My first article on this blog was about men‘s criteria for choosing a dance partner. I pointed out, that there seems to be a general tendency to select young, good looking women. But I also found, that there was a group young Milongueros, who go rather for dance experience and dance with women of all ages. The article caused strong negative reactions by some men and very affirmative reactions by women.
Now I made some more observations on the topic „Tango & Age“.
One of the great advantages of Tango is, that it does not depend on being athletic or young. Tango is a social dance and people of all age groups can dance it. That‘s great and in my first Tango years, I used to praise the unifying effect of Tango events: young and old people, dancers of different social backgrounds would dance to the same music, visit the same Milongas, be friends, learn from each other... at least in the more „traditional“ Tango communities or Milongas.
And even better: In Tango „old age“ seems to be connected to wisdom and dance skills. Maybe this is only a relic of an archaic model of society with all generations living together, but I like the idea.
It is nevertheless common knowledge, that young(er) dancers cluster in the big cities with universities and at Milongas that tend to be nuevo-ish. Also Tango Marathons do have a relatively young clientele. It is very understandable, that the „young and beautiful“ band together, sharing the same ideas about music, movement and interaction off the dancefloor. But so far, I only connected this phenomenon to the Nuevo environment.
Now I am surprised to find, that a similar process of differentiation seems to be happening in the „traditional“ setting as well.
A couple of months ago, a young Milonguera told me about her experiences at a Tango festival. She obviously did not like it a lot, because most of the dancers were using open embrace and focussing rather on big movements than on social dancing. Also Cabeceo and Mirada were difficult. She had heard about an off-festival Milonga organised by some visiting dancers and decided to check it out. But when she got there, she was disappointed: These people were obviously not very good dancers and they were so OLD! She said that last word with a tone of utter disgust that really shocked me.
I cannot blame her - she wants to be amongst people of her age. But what became of the unifying effect of Tango and respect of old age in Tango? Does that apply only to old Argentine Maestros and „old Milongueros“ in BA?

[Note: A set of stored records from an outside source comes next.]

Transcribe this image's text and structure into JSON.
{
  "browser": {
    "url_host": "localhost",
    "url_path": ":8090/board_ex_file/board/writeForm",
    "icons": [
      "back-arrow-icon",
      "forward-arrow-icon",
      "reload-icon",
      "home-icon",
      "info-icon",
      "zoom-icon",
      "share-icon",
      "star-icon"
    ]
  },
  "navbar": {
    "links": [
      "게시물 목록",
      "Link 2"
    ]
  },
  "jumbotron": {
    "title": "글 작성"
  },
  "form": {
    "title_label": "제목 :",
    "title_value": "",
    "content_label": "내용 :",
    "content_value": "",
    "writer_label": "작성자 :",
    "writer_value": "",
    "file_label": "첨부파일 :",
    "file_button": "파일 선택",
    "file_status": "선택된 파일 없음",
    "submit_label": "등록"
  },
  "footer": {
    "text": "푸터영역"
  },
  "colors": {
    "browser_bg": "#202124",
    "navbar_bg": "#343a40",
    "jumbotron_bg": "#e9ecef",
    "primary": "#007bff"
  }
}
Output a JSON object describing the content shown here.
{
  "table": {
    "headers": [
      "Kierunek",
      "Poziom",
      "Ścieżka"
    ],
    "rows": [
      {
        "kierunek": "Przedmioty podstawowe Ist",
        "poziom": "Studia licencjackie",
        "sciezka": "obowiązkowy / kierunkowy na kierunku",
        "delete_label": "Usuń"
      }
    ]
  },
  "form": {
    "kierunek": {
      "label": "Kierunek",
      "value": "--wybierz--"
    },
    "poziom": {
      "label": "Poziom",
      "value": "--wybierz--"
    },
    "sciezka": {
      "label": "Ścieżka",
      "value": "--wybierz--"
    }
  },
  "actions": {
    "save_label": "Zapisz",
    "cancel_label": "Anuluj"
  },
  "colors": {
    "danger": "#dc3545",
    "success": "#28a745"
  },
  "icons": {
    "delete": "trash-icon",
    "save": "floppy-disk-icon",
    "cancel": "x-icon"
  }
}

Since then, I‘ve been consciously watching the Milonguero/Salón scene and noticed, that „young and cool“ events develop all over Europe. Our „Festivalito con Amigos“ is no exception: the average age of this years event was definitely lower than in the last years. And most of the dancers came by personal invitation. Does that mean, that I also start choosing my Tango friends by age? Nah... I don‘t think so. There were still lots of dancers of all generations, embracing each other on the dancefloor. It's just that there were more people overall and the additional ones where younger. :-)
But there is a general tendency amongst the young people in the „traditional“ environment to cluster. You can clearly watch this phenomenon in Buenos Aires, where „young“ Milongas budded in the last years. There are so many dancers in their early 20‘s... They still meet the other generations at the „Sunderland“ or „Cachirulo“, but do many older dancers visit the new Milongas? And are they welcome? I haven‘t been to BA so often in the last years, that I could judge.
Maybe there‘s no reason to worry: A „rejuvenation“ of the Milongas does not have to be a result of the „not-so-young-ones“ being rejected. It might just be due to the fact, that more young people like to dance in close embrace and that‘s good. And if they form their own clubs, that‘s totally normal as well!
But then again, I think of that young woman and wonder: When will I be „too old“ for the young people? Currently, Detlef and I can be described as middle-aged. We are accepted by people of all generations and are invited to dance or teach at the „cool“ Milonguero events. But what about 15 years from now - provided that we still dance and teach Tango? Will we then be respected as „old Maestros“ or merely be „uncool“? Will I be still able to choose my partners amongst men of all ages or will I dance in a senior residence with people of my age group?
Do not misunderstand me: I‘m not fishing for compliments or self-affirmation. A more radical age discrimination may still work out for me: When all my Tango friends are too old to move, we‘ll simply stand and embrace to the music!
But it would be sad for Tango. Would it not?